= What needs to be done =
Please write out each entry exactly as it appears.

BEGIN

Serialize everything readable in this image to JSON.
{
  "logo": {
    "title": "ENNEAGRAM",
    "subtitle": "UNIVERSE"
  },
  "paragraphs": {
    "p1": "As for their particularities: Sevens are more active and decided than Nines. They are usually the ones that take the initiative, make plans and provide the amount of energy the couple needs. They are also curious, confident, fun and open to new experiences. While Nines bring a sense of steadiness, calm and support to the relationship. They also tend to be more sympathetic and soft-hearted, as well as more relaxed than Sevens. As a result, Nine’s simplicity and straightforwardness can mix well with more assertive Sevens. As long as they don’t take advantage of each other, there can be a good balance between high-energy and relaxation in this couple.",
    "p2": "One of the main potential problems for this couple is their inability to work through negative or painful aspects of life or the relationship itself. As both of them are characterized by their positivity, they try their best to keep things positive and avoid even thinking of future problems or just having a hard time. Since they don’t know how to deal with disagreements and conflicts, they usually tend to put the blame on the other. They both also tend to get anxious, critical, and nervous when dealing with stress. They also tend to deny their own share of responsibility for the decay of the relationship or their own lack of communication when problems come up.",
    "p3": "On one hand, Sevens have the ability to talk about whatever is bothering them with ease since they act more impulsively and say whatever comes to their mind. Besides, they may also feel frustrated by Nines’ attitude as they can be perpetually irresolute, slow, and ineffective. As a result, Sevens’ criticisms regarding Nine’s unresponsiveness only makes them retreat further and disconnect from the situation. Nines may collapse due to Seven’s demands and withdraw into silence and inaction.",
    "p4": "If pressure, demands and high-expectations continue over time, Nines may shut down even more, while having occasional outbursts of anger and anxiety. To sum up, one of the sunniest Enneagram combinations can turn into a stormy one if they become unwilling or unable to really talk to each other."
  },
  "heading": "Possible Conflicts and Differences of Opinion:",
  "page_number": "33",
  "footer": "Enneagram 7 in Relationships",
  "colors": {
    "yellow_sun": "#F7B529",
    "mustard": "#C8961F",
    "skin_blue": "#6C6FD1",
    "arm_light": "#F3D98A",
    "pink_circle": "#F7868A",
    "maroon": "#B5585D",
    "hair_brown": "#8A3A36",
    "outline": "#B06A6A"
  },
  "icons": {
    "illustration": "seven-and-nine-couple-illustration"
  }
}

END

= Exercise result =
Serialize everything readable in this image to JSON.
{
  "logo": {
    "title": "ENNEAGRAM",
    "subtitle": "UNIVERSE"
  },
  "paragraphs": {
    "p1": "As for their particularities: Sevens are more active and decided than Nines. They are usually the ones that take the initiative, make plans and provide the amount of energy the couple needs. They are also curious, confident, fun and open to new experiences. While Nines bring a sense of steadiness, calm and support to the relationship. They also tend to be more sympathetic and soft-hearted, as well as more relaxed than Sevens. As a result, Nine’s simplicity and straightforwardness can mix well with more assertive Sevens. As long as they don’t take advantage of each other, there can be a good balance between high-energy and relaxation in this couple.",
    "p2": "One of the main potential problems for this couple is their inability to work through negative or painful aspects of life or the relationship itself. As both of them are characterized by their positivity, they try their best to keep things positive and avoid even thinking of future problems or just having a hard time. Since they don’t know how to deal with disagreements and conflicts, they usually tend to put the blame on the other. They both also tend to get anxious, critical, and nervous when dealing with stress. They also tend to deny their own share of responsibility for the decay of the relationship or their own lack of communication when problems come up.",
    "p3": "On one hand, Sevens have the ability to talk about whatever is bothering them with ease since they act more impulsively and say whatever comes to their mind. Besides, they may also feel frustrated by Nines’ attitude as they can be perpetually irresolute, slow, and ineffective. As a result, Sevens’ criticisms regarding Nine’s unresponsiveness only makes them retreat further and disconnect from the situation. Nines may collapse due to Seven’s demands and withdraw into silence and inaction.",
    "p4": "If pressure, demands and high-expectations continue over time, Nines may shut down even more, while having occasional outbursts of anger and anxiety. To sum up, one of the sunniest Enneagram combinations can turn into a stormy one if they become unwilling or unable to really talk to each other."
  },
  "heading": "Possible Conflicts and Differences of Opinion:",
  "page_number": "33",
  "footer": "Enneagram 7 in Relationships",
  "colors": {
    "yellow_sun": "#F7B529",
    "mustard": "#C8961F",
    "skin_blue": "#6C6FD1",
    "arm_light": "#F3D98A",
    "pink_circle": "#F7868A",
    "maroon": "#B5585D",
    "hair_brown": "#8A3A36",
    "outline": "#B06A6A"
  },
  "icons": {
    "illustration": "seven-and-nine-couple-illustration"
  }
}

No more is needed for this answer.